USRE40749 *May 31, 2002Jun 16, 2009The Whitaker CorporationCable assembly with equalizer board
CN100395931CJul 31, 2004Jun 18, 2008华为技术有限公司Connecting gear at ends of cable
EP0915533A1 Nov 3, 1998May 12, 1999Schmitt, FredShielded Bus-Housing
Classifications
U.S. Classification439/76.1, 439/95, 439/620.08
International ClassificationH01R13/648, H01R13/66
Cooperative ClassificationH01R13/66, H01R13/648
European ClassificationH01R13/648
Legal Events
DateCodeEventDescription
Mar 8, 1994FPExpired due to failure to pay maintenance fee
Effective date: 19931226
Dec 26, 1993LAPSLapse for failure to pay maintenance fees
Jul 27, 1993REMIMaintenance fee reminder mailed
May 22, 1992ASAssignment
Owner name: AMPHENOL CORPORATION, A DE CORP.

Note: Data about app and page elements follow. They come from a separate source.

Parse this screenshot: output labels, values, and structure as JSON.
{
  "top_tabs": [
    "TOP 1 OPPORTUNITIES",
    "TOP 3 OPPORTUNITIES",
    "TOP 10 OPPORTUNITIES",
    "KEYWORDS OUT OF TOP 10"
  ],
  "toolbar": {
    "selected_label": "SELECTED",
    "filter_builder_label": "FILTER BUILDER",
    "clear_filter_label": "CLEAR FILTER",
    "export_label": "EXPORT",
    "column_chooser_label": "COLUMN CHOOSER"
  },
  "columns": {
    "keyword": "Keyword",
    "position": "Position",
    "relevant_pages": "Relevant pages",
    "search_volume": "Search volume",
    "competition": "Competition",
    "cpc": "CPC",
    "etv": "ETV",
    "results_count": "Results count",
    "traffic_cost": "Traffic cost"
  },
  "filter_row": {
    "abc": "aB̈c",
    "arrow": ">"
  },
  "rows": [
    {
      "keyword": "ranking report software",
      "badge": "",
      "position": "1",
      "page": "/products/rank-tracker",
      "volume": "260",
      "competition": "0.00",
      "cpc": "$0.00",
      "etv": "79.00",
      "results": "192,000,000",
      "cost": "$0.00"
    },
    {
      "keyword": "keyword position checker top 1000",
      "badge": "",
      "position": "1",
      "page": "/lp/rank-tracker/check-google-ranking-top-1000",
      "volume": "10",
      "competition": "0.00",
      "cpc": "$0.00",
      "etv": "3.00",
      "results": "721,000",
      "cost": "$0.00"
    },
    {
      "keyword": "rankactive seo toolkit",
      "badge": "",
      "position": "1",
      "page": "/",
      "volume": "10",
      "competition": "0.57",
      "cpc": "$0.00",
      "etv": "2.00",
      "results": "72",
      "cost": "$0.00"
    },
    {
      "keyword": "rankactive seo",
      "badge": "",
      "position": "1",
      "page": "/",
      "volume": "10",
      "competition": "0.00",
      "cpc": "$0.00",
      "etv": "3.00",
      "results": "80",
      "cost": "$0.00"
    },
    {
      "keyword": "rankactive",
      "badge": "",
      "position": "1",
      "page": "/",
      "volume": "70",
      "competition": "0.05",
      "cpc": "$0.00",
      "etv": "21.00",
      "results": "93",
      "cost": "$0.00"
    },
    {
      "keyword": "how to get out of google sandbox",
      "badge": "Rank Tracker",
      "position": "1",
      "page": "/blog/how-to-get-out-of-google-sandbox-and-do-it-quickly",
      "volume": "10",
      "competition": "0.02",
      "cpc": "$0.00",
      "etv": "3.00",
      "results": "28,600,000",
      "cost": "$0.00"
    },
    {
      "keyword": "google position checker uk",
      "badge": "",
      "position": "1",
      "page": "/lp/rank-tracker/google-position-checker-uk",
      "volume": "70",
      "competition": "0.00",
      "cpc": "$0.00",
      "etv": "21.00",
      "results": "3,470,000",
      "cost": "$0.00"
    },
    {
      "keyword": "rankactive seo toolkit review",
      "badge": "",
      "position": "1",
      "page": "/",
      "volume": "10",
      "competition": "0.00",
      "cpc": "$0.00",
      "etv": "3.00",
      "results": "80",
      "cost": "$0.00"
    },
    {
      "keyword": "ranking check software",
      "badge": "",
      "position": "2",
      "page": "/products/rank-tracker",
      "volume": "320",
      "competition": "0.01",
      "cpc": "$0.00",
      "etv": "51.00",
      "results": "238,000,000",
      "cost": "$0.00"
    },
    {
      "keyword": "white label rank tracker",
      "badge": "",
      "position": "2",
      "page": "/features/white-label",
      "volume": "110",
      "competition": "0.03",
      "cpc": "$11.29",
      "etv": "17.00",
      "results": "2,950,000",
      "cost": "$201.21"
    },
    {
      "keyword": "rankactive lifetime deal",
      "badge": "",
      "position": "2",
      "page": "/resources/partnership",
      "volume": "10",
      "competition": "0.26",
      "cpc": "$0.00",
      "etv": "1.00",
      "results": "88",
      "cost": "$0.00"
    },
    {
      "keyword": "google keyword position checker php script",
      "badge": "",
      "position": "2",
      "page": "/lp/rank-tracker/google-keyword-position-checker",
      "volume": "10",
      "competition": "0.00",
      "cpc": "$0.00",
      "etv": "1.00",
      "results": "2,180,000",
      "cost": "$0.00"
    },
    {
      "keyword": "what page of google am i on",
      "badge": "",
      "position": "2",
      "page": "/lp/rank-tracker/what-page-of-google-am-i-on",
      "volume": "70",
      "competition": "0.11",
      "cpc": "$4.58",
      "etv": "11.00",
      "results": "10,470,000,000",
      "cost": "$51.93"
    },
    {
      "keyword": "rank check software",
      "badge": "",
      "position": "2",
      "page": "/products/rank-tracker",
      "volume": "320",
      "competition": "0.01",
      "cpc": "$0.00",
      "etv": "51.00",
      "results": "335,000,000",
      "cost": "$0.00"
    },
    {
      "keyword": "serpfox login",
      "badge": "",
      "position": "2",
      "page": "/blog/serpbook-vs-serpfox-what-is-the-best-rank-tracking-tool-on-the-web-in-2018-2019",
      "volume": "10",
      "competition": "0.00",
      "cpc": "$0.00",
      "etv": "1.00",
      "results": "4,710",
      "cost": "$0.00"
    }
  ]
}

Free format text: RELEASED BY SECURED PARTY;ASSIGNOR:CANADIAN IMPERIAL BANK OF COMMERCE;REEL/FRAME:006115/0883
Effective date: 19911118
Nov 8, 1988ASAssignment
Owner name: AMPHENOL CORPORATION, 358 HALL AVE., WALLINGFORD,
Free format text: ASSIGNMENT OF ASSIGNORS INTEREST.;ASSIGNOR:RICHES, ARTHUR J.;REEL/FRAME:004975/0711
Effective date: 19881013
Owner name: AMPHENOL CORPORATION, CONNECTICUT
Free format text: ASSIGNMENT OF ASSIGNORS INTEREST;ASSIGNOR:RICHES, ARTHUR J.;REEL/FRAME:004975/0711